now she has been a member of our congregation for a long time. The
new comers from Poland will surely get integrated with the English
ecclesiastical institutions with time.'
We need time
The British clergymen use other solutions as well. In the Church of
St Michael in Birmingham the 9 o'clock Mass is attended by people who
prefer to pray in English but at 11, 12 and 3 p.m. the church is
filled with Polish songs and prayers. The parish priest Fr Gerry
O'Brian says that he is used to the domination of foreign
parishioners. `Earlier the church was packed with the Irish, then the
Catholics from India used to come here and now the Polish group is
domineering', he says. Three Polish priests celebrate the services
and according to Fr O'Brian the Polish faithful give a wonderful
testimony to the English Catholics. `People are still astonished to
see Polish people kneeling in the street when there is no room inside
the church. I understand that Poles want to pray in their own
language and celebrate the rites the way they got used to. We have
not as many traditions in the English Catholic Church as you have,
for example Christmas wafers or blessed chalk on the Feast of
Epiphany. Thanks to the Polish people we have returned to the service
of altar boys since Polish boys demanded to serve during Masses', Fr
Gerry says. `Once I talked to a Polish couple. They said that they
had gone to an English Mass. They made that attempt but they did not
understand anything. Integration is a difficult task. The Irish
immigrants who arrived in Great Britain in the 1960s could not get
used to the English way of celebrating the liturgy although there was
no language barrier. For Poles a participation in Mass celebrated in
English is a challenge because of slight differences in the way of
its celebration and because of the language barrier. Certainly, with
time the Polish Catholics will get integrated with the British
faithful but one should not force that. You should wait patiently',
Fr O'Brian says. `The children of the Polish immigrants attend
English schools and when they grow up they will not feel any language
barrier and they will not mind the language they worship Lord God.'
The author is a BBC journalist.
I thought this was an interesting article.
There seems to be pressure on the Polish Catholic mission to integrate with the English Catholic church. This is purely because of the huge influx of Polish Catholics who go to mass on Sunday. Now the Polish Catholic mission has been active in the UK since after the war (very active since the 1950s). To start fiddling with it now is very annoying for people like me who were brought up going to Polish church which not only has masses in Polish but celebrates religious occasions with Polish customs (e.g. blessing food baskets on Easter Saturday, Having an "Oplatek" meal for the parish in January to celebrate Christmas, that sort of thing). Don't see why Poles should have to go a church with different customs just because they are in a different country. After all you have Greek orthodox Russian orthodox easter orthodox, welsh baptists etc. What's wrong with people going to a Polish mass if that's their first language? It's not like the Polish church turns non Poles away.

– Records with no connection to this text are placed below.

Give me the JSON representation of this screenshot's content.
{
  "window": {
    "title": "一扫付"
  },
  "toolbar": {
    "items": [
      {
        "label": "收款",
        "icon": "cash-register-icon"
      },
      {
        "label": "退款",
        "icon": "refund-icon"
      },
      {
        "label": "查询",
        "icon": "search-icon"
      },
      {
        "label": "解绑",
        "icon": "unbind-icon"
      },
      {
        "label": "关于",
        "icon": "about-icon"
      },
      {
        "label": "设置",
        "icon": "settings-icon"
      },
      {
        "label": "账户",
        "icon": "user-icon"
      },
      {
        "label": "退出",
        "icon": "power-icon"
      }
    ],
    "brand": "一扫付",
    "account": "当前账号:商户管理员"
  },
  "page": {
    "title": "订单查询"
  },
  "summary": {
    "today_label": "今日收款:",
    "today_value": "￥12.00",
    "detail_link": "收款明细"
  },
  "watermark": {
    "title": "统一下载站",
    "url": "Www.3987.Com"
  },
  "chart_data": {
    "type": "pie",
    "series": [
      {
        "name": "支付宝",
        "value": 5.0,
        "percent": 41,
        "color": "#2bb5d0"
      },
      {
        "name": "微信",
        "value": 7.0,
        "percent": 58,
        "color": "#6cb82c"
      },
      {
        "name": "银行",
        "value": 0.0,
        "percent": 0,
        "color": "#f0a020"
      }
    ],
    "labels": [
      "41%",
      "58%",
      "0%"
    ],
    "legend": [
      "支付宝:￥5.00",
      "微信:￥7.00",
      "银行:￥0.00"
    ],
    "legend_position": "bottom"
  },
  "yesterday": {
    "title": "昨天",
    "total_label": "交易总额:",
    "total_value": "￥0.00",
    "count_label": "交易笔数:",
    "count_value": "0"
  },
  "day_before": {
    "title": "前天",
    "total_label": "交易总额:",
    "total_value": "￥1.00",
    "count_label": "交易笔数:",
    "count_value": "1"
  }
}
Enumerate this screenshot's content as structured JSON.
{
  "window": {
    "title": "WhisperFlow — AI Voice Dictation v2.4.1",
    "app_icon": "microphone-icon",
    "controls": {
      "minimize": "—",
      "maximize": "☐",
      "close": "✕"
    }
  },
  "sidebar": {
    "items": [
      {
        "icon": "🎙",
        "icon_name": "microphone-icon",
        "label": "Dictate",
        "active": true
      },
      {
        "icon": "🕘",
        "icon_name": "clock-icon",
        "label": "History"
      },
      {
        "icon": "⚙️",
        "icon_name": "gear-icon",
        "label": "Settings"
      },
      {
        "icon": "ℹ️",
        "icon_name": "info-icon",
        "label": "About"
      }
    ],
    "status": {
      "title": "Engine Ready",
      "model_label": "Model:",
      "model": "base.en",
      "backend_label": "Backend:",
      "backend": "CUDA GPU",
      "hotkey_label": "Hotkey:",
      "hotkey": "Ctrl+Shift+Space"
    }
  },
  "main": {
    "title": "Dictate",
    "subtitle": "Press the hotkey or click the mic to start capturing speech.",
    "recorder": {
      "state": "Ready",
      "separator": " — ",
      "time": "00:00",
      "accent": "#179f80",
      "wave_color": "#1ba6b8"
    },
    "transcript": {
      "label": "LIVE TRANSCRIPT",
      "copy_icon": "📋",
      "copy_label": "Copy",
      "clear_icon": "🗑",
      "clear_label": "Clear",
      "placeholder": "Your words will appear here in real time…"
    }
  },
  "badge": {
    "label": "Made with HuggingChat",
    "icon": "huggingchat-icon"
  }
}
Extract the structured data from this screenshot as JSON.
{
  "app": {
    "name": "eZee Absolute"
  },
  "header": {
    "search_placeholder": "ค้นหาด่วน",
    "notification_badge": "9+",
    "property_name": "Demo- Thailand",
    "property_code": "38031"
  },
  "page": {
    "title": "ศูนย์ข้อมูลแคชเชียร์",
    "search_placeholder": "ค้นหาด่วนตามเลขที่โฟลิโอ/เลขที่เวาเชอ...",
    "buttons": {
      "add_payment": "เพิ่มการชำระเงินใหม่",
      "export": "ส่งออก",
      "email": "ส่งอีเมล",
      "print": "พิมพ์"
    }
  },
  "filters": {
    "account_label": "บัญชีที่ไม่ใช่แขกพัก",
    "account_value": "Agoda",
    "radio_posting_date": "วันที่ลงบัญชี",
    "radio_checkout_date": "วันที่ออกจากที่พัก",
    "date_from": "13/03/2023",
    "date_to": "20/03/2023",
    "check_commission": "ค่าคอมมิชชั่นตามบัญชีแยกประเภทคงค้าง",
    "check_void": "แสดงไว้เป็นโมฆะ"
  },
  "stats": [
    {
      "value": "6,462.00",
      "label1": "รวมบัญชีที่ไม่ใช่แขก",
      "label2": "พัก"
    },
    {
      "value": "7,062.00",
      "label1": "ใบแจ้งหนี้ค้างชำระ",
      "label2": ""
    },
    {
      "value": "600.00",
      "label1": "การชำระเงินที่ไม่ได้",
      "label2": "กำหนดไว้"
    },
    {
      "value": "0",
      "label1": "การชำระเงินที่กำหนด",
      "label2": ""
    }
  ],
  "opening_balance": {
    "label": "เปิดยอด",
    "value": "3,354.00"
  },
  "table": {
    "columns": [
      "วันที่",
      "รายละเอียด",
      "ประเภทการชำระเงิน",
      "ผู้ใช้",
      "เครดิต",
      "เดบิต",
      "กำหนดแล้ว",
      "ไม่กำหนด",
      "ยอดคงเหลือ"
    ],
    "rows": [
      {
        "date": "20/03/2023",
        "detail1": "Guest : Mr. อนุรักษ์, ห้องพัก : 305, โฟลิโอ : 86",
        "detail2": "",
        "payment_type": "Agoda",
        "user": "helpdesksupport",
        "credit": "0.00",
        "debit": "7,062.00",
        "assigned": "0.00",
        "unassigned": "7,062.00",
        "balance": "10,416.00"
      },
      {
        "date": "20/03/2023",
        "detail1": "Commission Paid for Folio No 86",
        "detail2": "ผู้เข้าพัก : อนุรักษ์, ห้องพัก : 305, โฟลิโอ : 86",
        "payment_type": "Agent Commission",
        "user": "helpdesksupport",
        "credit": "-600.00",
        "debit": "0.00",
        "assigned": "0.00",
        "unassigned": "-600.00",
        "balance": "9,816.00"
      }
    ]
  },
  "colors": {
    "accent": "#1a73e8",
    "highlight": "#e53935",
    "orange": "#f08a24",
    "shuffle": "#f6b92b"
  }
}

Very annoying that the influx is creating all these changes in what has been accepted for so many years. I suppose next they will try to merge the Polish scouts and guides with the English ones and then make them forsake the "zuch kocha Boga i Polske" bit as being politically incorrect.....
You can't honestly hope that an Irish clergyman could have any understanding about assimilation ...!! Many Irish in Britain actively encourage apartheid.
As regards myself, I must admit that even now I do struggle a little with mass in Polish - but my son's first communion book helps massively. When I remember it, there's no problem. As for the Lord's Prayer in Polish, well, that's one thing I have learnt off by heart.
A bigger problem with migrant Poles is that they jettison religion as soon as they are removed from their normal social constraints. I see it in my street (just outside Warsaw) - loads of newcomers and virtually no-one goes to church on a Sunday. But they will tell you off for gardening on the Sabbath. To confuse them, I tell them I'm not Jewish and anyway the Sabbath is on Saturday! Gets them every time